Blender rendering on the CPU averaged 37 degrees over ambient, almost equal to the Lancool One, and relatively more competitive than the CPU temperatures from the combined torture test. Loading the CPU and GPU heavily at the same time seems to be what really overwhelms the Lancool II.
Rendering with CUDA shifts load to the GPU, so the 25.7-degree GPU result still lands in just about the middle of the chart, and a couple degrees cooler than the Lancool One.
Noise & Noise Normalized

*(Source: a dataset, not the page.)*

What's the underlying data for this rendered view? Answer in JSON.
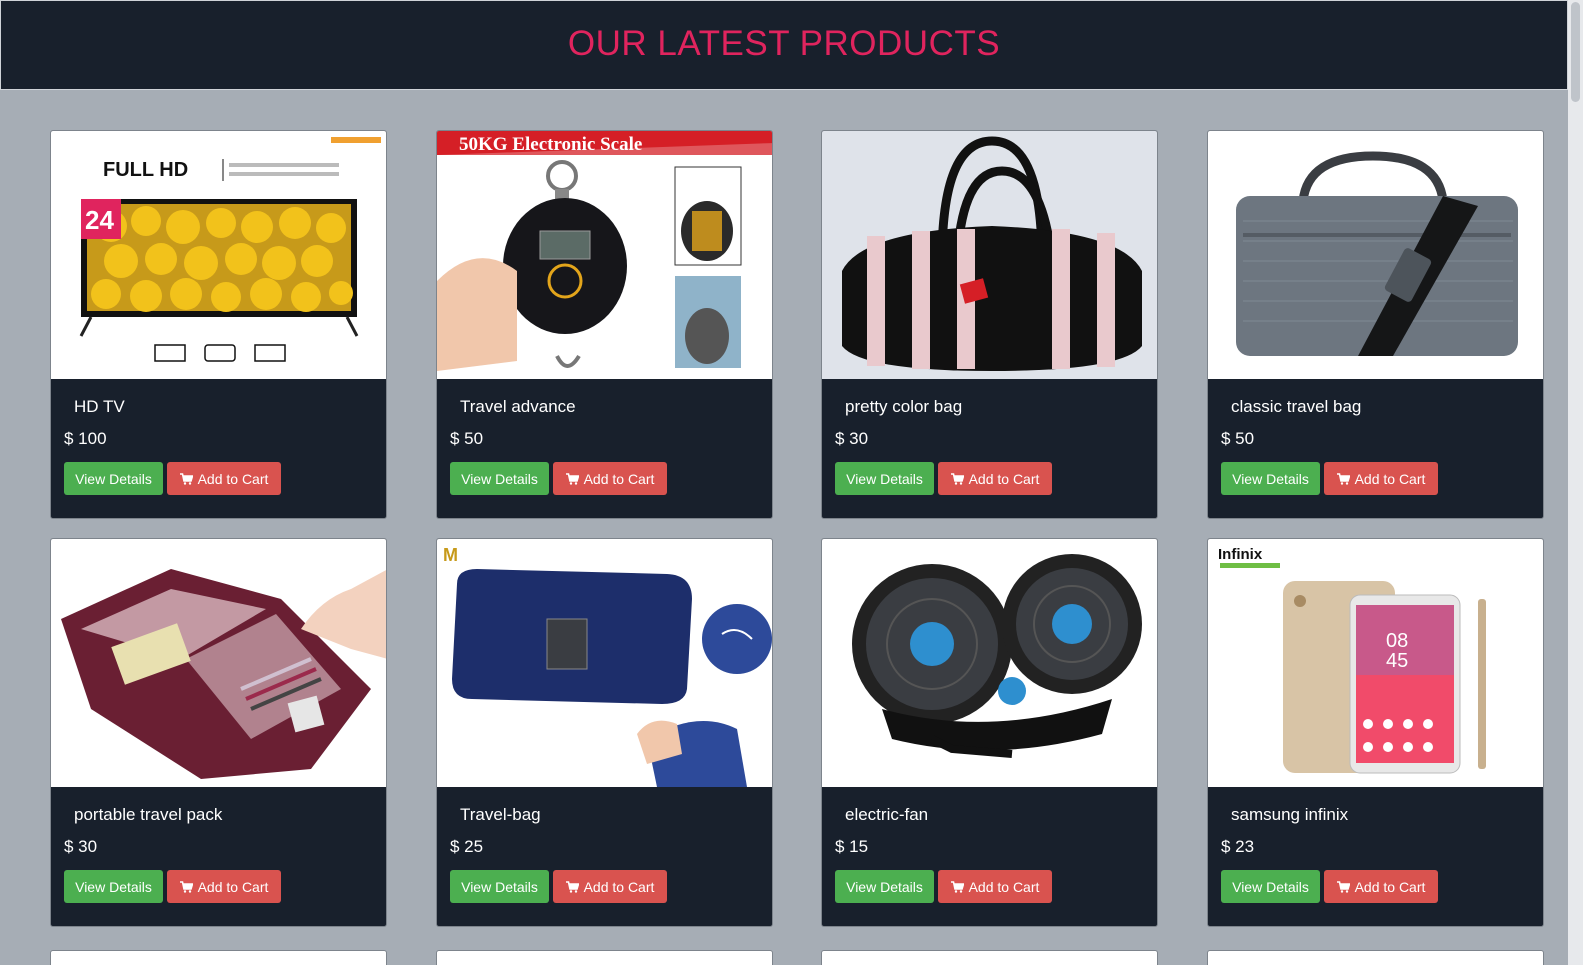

We’re now moving to noise testing, then noise-normalized testing. We’ll first look at a noise-only chart. With the case fans set to 100% speed and reportedly running around 1400RPM, case noise hit 42.8 dBA. That’s noisy, especially for a case that doesn’t have all three fans installed behind a mesh front panel. The nature of the Lancool II’s front panel means that air will always be forced through weird angles and layers of filtration that will add to turbulence and noise with the fans at high speed, and the flow impedance created by the front panel means that the fans should probably be running at high speed to get the static pressure necessary to overcome the panel design. This isn’t a quiet case.

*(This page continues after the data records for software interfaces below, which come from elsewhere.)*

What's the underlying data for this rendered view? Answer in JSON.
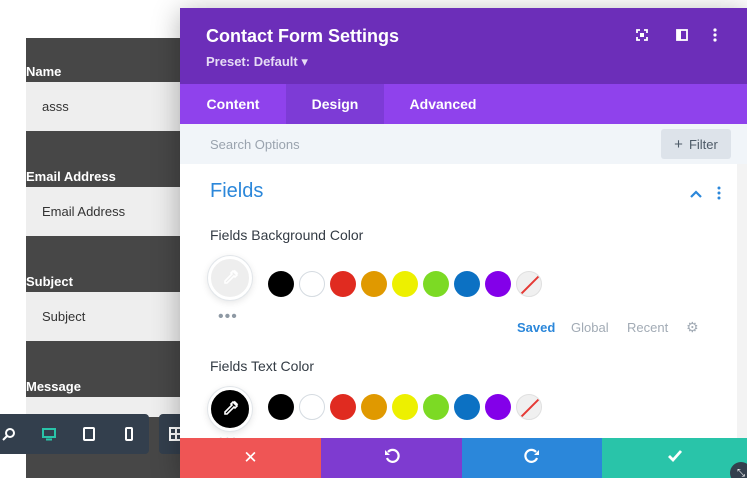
{
  "background_form": {
    "fields": [
      {
        "label": "Name",
        "value": "asss"
      },
      {
        "label": "Email Address",
        "value": "Email Address"
      },
      {
        "label": "Subject",
        "value": "Subject"
      },
      {
        "label": "Message",
        "value": ""
      }
    ]
  },
  "view_bar": {
    "icons": [
      "zoom-icon",
      "desktop-icon",
      "tablet-icon",
      "phone-icon",
      "grid-icon"
    ]
  },
  "modal": {
    "title": "Contact Form Settings",
    "preset": "Preset: Default ▾",
    "tabs": [
      {
        "label": "Content",
        "active": false
      },
      {
        "label": "Design",
        "active": true
      },
      {
        "label": "Advanced",
        "active": false
      }
    ],
    "search": {
      "placeholder": "Search Options"
    },
    "filter_label": "Filter",
    "section": {
      "title": "Fields"
    },
    "options": [
      {
        "label": "Fields Background Color",
        "picker_color": "#eeeeee"
      },
      {
        "label": "Fields Text Color",
        "picker_color": "#000000"
      }
    ],
    "palette": {
      "colors": [
        "#000000",
        "#ffffff",
        "#e02b20",
        "#e09900",
        "#edf000",
        "#7cda24",
        "#0c71c3",
        "#8300e9"
      ],
      "tabs": [
        "Saved",
        "Global",
        "Recent"
      ],
      "active_tab": "Saved"
    },
    "footer": {
      "colors": {
        "discard": "#ef5555",
        "undo": "#7e3bd0",
        "redo": "#2b87da",
        "save": "#29c4a9"
      }
    }
  },
  "colors": {
    "header": "#6c2eb9",
    "tabs_bar": "#8f42ec",
    "accent": "#2b87da"
  }
}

Lowering the noise level to our 36dBA threshold for noise-normalized testing required cutting the case fans to 60% speed in BIOS, or about 1000-1100RPM. We leave GPU and CPU fan speeds fixed and unmodified for this testing, allowing us to better determine who has the most efficient assortment of fans and paneling. Thermals already weren’t the best, but the speed reduction bumped our CPU up a lot, moving to 63 degrees over ambient, and GPU temperature moved up to 56.6 degrees delta T. That’s almost the worst case on the noise normalized chart so far for CPU temperature, and it’s pretty bad for GPU temperature as well, with only the Enso, Define S2 Vision, and Elite outstripping it.
Lian Li has packed a lot of features we’d associate with more expensive cases into a $90 package, but the implementation of those features is hit or miss. We really like the hinged magnetic panels and the front fan tray, and the LEDs are nice for those who care about that sort of thing. The hotswap backplane and USB C port being optional extras is a big miss, and we’d sooner see those features cut altogether than be done cheaply--having an empty USB-shaped hole in the front panel is just sad. Clearly Lian Li has had to fight tooth and nail to hit that $90 price point if they’re charging $5 extra for white paint (painting the case white is legitimately more difficult). Instead, we’d prefer that they get rid of the hot swap gimmick, commit to either including or eliminating the USB C port, and take more care with assembly, whatever that ends up costing. On the other hand, the lackluster thermal performance is more forgivable at $90.
Thermal performance almost takes a back seat compared to the other features of the case. Overall it’s fine, but leaning unpleasantly towards warm for a case that includes three fans. Buyers of this case should be interested in it for the pretty lights, not the airflow. The exception to this “meh” performance is the number of fan mounts, which Lian Li has maximized for a case of its size. Fan rails that extend the whole height of the front panel for 120mm and 140mm spacing, two 120mm mounts on top of the PSU shroud, and an unusually wide array of mounting options on the top panel are all above and beyond the usual options in a $90 mid tower. As long as the fans are kept back from the front panel, ventilation does exist and could be brute forced with the purchase of some additional fans--but be warned, it’ll be noisy.
Editorial, Testing: Patrick Lathan Test Lead, Host: Steve Burke Video: Josh Svoboda, Andrew Coleman